(Items from a data source)
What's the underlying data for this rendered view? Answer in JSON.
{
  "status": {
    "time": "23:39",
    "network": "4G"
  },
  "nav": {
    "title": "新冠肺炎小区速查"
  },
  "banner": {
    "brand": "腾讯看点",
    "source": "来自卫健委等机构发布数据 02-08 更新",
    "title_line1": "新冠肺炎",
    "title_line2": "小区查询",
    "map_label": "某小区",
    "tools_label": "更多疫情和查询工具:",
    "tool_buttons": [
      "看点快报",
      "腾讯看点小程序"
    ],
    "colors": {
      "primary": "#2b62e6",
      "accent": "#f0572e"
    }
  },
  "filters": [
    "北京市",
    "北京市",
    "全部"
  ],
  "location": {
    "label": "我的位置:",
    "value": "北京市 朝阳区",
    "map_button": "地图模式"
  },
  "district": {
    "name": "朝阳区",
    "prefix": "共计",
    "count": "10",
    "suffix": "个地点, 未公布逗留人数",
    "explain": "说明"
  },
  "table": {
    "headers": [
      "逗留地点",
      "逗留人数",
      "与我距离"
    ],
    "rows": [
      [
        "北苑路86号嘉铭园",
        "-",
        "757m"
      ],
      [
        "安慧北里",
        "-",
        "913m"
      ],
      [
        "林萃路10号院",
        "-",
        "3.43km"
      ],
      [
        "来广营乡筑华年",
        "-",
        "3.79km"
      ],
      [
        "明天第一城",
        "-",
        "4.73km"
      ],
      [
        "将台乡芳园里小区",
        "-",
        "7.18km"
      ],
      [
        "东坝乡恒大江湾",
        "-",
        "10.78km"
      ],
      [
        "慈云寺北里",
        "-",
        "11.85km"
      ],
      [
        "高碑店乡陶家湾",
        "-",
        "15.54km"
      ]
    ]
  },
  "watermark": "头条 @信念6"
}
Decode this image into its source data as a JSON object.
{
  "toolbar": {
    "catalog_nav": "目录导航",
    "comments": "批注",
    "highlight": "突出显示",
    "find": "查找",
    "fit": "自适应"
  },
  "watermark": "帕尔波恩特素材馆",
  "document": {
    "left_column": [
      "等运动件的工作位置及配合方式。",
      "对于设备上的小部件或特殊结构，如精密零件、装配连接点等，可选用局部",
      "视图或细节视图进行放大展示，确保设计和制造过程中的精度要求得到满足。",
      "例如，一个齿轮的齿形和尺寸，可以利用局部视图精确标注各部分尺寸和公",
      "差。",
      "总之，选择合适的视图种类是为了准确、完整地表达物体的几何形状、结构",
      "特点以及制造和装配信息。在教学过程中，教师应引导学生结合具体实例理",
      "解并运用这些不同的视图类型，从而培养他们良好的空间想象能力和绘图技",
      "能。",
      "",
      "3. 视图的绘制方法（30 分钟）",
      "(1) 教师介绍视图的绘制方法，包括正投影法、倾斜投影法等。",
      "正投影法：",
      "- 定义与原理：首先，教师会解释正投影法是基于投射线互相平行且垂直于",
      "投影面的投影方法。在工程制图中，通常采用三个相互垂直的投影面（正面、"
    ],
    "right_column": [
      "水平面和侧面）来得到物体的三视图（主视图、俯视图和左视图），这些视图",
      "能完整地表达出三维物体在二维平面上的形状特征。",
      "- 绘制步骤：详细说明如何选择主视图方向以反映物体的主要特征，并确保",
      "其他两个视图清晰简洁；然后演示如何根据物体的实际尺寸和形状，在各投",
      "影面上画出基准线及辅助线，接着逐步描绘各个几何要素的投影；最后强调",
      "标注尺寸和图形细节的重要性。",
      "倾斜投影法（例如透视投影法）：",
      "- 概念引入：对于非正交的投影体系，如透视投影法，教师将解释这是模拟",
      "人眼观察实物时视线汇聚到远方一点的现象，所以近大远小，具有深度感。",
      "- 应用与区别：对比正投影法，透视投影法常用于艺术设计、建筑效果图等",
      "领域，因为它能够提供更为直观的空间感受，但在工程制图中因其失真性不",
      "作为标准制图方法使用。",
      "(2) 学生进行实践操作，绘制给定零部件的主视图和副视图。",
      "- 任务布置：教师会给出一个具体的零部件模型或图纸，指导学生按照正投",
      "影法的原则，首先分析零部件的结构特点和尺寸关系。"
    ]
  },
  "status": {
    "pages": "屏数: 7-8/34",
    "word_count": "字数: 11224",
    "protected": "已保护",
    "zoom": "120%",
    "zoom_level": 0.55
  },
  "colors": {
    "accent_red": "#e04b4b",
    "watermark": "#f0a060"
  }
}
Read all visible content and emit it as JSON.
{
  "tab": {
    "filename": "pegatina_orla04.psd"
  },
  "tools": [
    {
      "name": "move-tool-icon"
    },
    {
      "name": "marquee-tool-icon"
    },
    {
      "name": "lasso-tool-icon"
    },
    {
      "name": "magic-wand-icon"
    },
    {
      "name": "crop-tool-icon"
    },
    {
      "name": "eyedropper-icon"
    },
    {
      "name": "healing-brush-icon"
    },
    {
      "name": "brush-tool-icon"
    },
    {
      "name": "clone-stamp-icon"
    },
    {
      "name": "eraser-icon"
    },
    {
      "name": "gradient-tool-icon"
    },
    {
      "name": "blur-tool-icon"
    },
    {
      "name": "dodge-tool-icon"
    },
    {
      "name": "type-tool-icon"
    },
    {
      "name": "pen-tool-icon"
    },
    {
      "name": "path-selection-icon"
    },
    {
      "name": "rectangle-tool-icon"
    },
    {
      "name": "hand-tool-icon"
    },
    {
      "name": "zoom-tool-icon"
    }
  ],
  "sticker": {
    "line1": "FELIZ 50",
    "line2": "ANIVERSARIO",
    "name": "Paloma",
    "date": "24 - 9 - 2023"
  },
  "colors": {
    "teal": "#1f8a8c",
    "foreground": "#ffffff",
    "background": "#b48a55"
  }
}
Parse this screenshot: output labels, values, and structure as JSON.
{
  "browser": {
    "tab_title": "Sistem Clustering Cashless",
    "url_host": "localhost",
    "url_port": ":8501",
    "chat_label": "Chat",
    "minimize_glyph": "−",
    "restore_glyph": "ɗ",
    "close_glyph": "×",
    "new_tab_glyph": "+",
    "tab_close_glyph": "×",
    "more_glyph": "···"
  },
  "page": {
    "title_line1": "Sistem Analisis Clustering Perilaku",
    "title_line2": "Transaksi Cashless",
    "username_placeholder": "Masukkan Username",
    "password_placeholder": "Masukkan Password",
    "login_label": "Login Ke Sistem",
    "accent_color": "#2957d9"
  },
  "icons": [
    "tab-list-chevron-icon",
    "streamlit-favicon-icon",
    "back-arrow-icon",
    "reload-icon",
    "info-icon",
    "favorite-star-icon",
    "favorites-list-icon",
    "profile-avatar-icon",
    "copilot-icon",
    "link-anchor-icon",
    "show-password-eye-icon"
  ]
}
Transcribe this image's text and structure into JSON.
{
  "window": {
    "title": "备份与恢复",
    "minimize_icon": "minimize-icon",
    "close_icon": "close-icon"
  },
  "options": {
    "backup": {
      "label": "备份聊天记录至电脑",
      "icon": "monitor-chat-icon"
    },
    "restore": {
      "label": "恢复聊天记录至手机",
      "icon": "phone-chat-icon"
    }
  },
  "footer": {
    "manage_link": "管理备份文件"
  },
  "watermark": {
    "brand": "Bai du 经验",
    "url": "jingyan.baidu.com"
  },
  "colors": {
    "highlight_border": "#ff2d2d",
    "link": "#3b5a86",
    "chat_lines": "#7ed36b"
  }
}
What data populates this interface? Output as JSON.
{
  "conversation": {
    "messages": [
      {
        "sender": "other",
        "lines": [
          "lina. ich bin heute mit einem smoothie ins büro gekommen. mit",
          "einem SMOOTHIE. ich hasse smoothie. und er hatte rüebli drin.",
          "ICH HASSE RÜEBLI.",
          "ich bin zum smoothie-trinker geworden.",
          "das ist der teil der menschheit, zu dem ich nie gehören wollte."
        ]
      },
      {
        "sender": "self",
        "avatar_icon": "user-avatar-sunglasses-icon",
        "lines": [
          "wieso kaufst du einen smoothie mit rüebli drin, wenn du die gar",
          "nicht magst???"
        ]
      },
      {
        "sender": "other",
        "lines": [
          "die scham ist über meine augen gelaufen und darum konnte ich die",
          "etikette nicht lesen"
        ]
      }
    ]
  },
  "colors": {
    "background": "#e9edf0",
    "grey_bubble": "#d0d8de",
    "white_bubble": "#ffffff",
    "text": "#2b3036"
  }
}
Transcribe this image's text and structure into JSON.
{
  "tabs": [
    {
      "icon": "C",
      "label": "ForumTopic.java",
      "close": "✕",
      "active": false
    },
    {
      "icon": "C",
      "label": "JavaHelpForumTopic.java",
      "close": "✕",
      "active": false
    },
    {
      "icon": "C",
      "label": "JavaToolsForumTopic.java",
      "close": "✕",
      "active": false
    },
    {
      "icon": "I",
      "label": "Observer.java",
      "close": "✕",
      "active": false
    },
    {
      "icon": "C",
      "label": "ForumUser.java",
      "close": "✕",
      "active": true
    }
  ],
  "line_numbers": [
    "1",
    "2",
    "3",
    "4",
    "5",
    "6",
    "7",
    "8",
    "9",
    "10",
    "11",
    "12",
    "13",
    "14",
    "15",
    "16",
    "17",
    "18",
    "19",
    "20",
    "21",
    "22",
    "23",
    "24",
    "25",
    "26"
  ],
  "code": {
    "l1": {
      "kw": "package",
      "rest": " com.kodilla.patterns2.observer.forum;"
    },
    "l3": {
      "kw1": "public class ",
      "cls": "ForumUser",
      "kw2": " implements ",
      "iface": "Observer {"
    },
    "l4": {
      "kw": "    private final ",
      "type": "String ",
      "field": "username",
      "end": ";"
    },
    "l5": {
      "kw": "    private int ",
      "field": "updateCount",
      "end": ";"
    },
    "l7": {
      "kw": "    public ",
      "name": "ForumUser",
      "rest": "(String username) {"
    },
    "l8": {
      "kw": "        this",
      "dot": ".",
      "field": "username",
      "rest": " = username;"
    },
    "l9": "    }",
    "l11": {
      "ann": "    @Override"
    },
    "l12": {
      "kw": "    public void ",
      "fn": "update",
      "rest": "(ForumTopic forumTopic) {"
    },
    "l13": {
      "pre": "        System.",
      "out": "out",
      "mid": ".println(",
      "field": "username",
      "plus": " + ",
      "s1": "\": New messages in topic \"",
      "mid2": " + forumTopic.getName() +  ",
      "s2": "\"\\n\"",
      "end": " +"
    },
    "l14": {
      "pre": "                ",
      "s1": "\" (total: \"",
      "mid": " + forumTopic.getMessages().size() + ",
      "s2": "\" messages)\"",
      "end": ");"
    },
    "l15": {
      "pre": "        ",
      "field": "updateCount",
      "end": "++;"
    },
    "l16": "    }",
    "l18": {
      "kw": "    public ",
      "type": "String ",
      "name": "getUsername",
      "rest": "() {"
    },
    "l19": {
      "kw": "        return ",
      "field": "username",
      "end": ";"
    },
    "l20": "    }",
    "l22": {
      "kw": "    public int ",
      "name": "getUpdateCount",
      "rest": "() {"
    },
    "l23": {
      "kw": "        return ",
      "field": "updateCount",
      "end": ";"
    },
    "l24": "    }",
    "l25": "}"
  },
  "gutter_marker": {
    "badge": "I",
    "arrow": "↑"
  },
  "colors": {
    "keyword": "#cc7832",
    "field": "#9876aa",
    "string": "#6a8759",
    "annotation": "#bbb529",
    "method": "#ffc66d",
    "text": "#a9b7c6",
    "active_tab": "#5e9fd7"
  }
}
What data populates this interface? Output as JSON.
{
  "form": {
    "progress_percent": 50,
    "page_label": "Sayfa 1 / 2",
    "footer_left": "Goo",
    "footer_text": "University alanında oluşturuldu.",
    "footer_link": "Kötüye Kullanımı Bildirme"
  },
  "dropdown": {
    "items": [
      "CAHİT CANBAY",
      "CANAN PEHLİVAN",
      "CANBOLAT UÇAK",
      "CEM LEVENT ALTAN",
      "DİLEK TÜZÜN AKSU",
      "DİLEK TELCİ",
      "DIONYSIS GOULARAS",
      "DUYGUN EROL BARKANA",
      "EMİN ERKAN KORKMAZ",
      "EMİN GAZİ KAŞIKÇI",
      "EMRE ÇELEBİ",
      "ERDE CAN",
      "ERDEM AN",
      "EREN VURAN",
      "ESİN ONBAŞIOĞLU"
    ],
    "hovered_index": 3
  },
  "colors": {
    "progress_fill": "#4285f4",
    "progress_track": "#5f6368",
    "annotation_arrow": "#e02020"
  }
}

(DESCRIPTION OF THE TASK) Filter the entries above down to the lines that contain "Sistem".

(ANSWER AREA)
    "tab_title": "Sistem Clustering Cashless",
    "title_line1": "Sistem Analisis Clustering Perilaku",
    "login_label": "Login Ke Sistem",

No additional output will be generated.